> [TASK DETAILS]:
Set down each entry below exactly as it stands.

> [INFORMATION SHOWN]:
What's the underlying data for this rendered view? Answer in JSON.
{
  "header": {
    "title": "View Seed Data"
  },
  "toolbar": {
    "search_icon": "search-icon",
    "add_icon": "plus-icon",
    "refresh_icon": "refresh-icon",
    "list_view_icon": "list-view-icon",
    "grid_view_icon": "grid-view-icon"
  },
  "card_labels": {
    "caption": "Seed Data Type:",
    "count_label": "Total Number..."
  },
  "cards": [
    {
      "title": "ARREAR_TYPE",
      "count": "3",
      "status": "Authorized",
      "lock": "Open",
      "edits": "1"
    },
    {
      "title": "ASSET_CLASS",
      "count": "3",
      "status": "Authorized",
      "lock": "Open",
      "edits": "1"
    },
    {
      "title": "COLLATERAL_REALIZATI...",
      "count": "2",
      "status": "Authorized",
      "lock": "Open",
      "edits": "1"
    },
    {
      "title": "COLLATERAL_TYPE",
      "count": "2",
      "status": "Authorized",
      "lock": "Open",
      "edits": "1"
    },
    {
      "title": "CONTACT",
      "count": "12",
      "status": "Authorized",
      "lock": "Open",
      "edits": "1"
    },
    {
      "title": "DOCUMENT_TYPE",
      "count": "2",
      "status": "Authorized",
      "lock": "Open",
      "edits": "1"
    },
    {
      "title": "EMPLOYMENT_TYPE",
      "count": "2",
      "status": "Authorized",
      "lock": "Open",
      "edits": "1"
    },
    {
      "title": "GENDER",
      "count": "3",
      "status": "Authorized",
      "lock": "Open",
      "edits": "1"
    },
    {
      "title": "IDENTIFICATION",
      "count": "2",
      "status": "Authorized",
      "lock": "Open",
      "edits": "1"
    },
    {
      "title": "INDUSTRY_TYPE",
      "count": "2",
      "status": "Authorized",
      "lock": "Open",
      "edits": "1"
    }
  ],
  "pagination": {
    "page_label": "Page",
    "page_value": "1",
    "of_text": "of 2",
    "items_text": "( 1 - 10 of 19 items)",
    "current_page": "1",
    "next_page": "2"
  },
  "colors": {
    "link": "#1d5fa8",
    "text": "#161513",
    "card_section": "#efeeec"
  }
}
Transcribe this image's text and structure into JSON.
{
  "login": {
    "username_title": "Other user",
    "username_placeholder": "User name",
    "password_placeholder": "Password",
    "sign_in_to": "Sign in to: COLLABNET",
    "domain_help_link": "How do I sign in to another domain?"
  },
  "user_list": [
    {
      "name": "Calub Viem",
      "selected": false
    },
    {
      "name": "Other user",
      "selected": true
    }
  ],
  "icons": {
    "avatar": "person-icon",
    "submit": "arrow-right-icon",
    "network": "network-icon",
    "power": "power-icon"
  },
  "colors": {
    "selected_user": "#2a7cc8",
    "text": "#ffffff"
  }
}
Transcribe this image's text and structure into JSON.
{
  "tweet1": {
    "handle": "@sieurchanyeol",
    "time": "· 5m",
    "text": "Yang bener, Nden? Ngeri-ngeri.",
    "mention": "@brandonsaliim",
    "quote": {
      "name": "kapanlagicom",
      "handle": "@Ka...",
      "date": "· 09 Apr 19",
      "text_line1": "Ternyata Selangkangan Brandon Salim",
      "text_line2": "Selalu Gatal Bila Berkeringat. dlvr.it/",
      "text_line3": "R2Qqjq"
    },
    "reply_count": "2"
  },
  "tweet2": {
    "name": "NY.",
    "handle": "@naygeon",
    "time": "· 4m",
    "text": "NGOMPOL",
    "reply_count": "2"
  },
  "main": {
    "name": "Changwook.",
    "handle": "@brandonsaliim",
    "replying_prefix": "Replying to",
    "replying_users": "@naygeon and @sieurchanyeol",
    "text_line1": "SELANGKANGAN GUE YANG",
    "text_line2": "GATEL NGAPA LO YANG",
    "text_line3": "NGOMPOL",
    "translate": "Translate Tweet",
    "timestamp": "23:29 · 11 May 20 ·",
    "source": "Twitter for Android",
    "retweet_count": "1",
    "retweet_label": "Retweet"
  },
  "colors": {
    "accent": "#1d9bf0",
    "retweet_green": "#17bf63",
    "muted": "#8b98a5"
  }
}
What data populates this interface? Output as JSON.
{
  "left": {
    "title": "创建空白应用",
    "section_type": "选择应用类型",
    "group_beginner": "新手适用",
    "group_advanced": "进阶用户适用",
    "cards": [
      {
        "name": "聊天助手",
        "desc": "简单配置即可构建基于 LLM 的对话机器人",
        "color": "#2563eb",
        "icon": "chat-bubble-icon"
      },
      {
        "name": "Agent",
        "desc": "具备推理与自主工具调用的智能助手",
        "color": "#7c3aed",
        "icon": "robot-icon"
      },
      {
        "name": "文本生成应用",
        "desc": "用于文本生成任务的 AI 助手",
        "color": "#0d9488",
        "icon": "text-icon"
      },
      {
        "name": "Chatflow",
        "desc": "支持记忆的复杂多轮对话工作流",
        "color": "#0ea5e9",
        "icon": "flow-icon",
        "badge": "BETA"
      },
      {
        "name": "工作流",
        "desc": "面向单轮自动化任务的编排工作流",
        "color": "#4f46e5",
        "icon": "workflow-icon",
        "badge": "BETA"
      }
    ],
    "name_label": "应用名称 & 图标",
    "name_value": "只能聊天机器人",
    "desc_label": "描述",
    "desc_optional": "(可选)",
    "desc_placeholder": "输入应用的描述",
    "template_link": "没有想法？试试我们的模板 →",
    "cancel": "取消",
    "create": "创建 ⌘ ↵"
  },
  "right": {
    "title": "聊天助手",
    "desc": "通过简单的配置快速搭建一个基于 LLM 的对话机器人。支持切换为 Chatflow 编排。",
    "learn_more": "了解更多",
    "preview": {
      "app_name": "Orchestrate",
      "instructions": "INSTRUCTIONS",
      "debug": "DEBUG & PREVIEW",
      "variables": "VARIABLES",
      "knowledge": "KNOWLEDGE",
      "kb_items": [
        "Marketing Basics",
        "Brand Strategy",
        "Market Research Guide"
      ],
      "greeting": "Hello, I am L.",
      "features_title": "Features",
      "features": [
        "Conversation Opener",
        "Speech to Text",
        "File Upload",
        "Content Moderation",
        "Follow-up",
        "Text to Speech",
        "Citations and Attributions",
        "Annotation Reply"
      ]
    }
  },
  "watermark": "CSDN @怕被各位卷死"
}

> [EXERCISE RESPONSE]:
What's the underlying data for this rendered view? Answer in JSON.
{
  "header": {
    "title": "View Seed Data"
  },
  "toolbar": {
    "search_icon": "search-icon",
    "add_icon": "plus-icon",
    "refresh_icon": "refresh-icon",
    "list_view_icon": "list-view-icon",
    "grid_view_icon": "grid-view-icon"
  },
  "card_labels": {
    "caption": "Seed Data Type:",
    "count_label": "Total Number..."
  },
  "cards": [
    {
      "title": "ARREAR_TYPE",
      "count": "3",
      "status": "Authorized",
      "lock": "Open",
      "edits": "1"
    },
    {
      "title": "ASSET_CLASS",
      "count": "3",
      "status": "Authorized",
      "lock": "Open",
      "edits": "1"
    },
    {
      "title": "COLLATERAL_REALIZATI...",
      "count": "2",
      "status": "Authorized",
      "lock": "Open",
      "edits": "1"
    },
    {
      "title": "COLLATERAL_TYPE",
      "count": "2",
      "status": "Authorized",
      "lock": "Open",
      "edits": "1"
    },
    {
      "title": "CONTACT",
      "count": "12",
      "status": "Authorized",
      "lock": "Open",
      "edits": "1"
    },
    {
      "title": "DOCUMENT_TYPE",
      "count": "2",
      "status": "Authorized",
      "lock": "Open",
      "edits": "1"
    },
    {
      "title": "EMPLOYMENT_TYPE",
      "count": "2",
      "status": "Authorized",
      "lock": "Open",
      "edits": "1"
    },
    {
      "title": "GENDER",
      "count": "3",
      "status": "Authorized",
      "lock": "Open",
      "edits": "1"
    },
    {
      "title": "IDENTIFICATION",
      "count": "2",
      "status": "Authorized",
      "lock": "Open",
      "edits": "1"
    },
    {
      "title": "INDUSTRY_TYPE",
      "count": "2",
      "status": "Authorized",
      "lock": "Open",
      "edits": "1"
    }
  ],
  "pagination": {
    "page_label": "Page",
    "page_value": "1",
    "of_text": "of 2",
    "items_text": "( 1 - 10 of 19 items)",
    "current_page": "1",
    "next_page": "2"
  },
  "colors": {
    "link": "#1d5fa8",
    "text": "#161513",
    "card_section": "#efeeec"
  }
}
Transcribe this image's text and structure into JSON.
{
  "login": {
    "username_title": "Other user",
    "username_placeholder": "User name",
    "password_placeholder": "Password",
    "sign_in_to": "Sign in to: COLLABNET",
    "domain_help_link": "How do I sign in to another domain?"
  },
  "user_list": [
    {
      "name": "Calub Viem",
      "selected": false
    },
    {
      "name": "Other user",
      "selected": true
    }
  ],
  "icons": {
    "avatar": "person-icon",
    "submit": "arrow-right-icon",
    "network": "network-icon",
    "power": "power-icon"
  },
  "colors": {
    "selected_user": "#2a7cc8",
    "text": "#ffffff"
  }
}
Transcribe this image's text and structure into JSON.
{
  "tweet1": {
    "handle": "@sieurchanyeol",
    "time": "· 5m",
    "text": "Yang bener, Nden? Ngeri-ngeri.",
    "mention": "@brandonsaliim",
    "quote": {
      "name": "kapanlagicom",
      "handle": "@Ka...",
      "date": "· 09 Apr 19",
      "text_line1": "Ternyata Selangkangan Brandon Salim",
      "text_line2": "Selalu Gatal Bila Berkeringat. dlvr.it/",
      "text_line3": "R2Qqjq"
    },
    "reply_count": "2"
  },
  "tweet2": {
    "name": "NY.",
    "handle": "@naygeon",
    "time": "· 4m",
    "text": "NGOMPOL",
    "reply_count": "2"
  },
  "main": {
    "name": "Changwook.",
    "handle": "@brandonsaliim",
    "replying_prefix": "Replying to",
    "replying_users": "@naygeon and @sieurchanyeol",
    "text_line1": "SELANGKANGAN GUE YANG",
    "text_line2": "GATEL NGAPA LO YANG",
    "text_line3": "NGOMPOL",
    "translate": "Translate Tweet",
    "timestamp": "23:29 · 11 May 20 ·",
    "source": "Twitter for Android",
    "retweet_count": "1",
    "retweet_label": "Retweet"
  },
  "colors": {
    "accent": "#1d9bf0",
    "retweet_green": "#17bf63",
    "muted": "#8b98a5"
  }
}
What data populates this interface? Output as JSON.
{
  "left": {
    "title": "创建空白应用",
    "section_type": "选择应用类型",
    "group_beginner": "新手适用",
    "group_advanced": "进阶用户适用",
    "cards": [
      {
        "name": "聊天助手",
        "desc": "简单配置即可构建基于 LLM 的对话机器人",
        "color": "#2563eb",
        "icon": "chat-bubble-icon"
      },
      {
        "name": "Agent",
        "desc": "具备推理与自主工具调用的智能助手",
        "color": "#7c3aed",
        "icon": "robot-icon"
      },
      {
        "name": "文本生成应用",
        "desc": "用于文本生成任务的 AI 助手",
        "color": "#0d9488",
        "icon": "text-icon"
      },
      {
        "name": "Chatflow",
        "desc": "支持记忆的复杂多轮对话工作流",
        "color": "#0ea5e9",
        "icon": "flow-icon",
        "badge": "BETA"
      },
      {
        "name": "工作流",
        "desc": "面向单轮自动化任务的编排工作流",
        "color": "#4f46e5",
        "icon": "workflow-icon",
        "badge": "BETA"
      }
    ],
    "name_label": "应用名称 & 图标",
    "name_value": "只能聊天机器人",
    "desc_label": "描述",
    "desc_optional": "(可选)",
    "desc_placeholder": "输入应用的描述",
    "template_link": "没有想法？试试我们的模板 →",
    "cancel": "取消",
    "create": "创建 ⌘ ↵"
  },
  "right": {
    "title": "聊天助手",
    "desc": "通过简单的配置快速搭建一个基于 LLM 的对话机器人。支持切换为 Chatflow 编排。",
    "learn_more": "了解更多",
    "preview": {
      "app_name": "Orchestrate",
      "instructions": "INSTRUCTIONS",
      "debug": "DEBUG & PREVIEW",
      "variables": "VARIABLES",
      "knowledge": "KNOWLEDGE",
      "kb_items": [
        "Marketing Basics",
        "Brand Strategy",
        "Market Research Guide"
      ],
      "greeting": "Hello, I am L.",
      "features_title": "Features",
      "features": [
        "Conversation Opener",
        "Speech to Text",
        "File Upload",
        "Content Moderation",
        "Follow-up",
        "Text to Speech",
        "Citations and Attributions",
        "Annotation Reply"
      ]
    }
  },
  "watermark": "CSDN @怕被各位卷死"
}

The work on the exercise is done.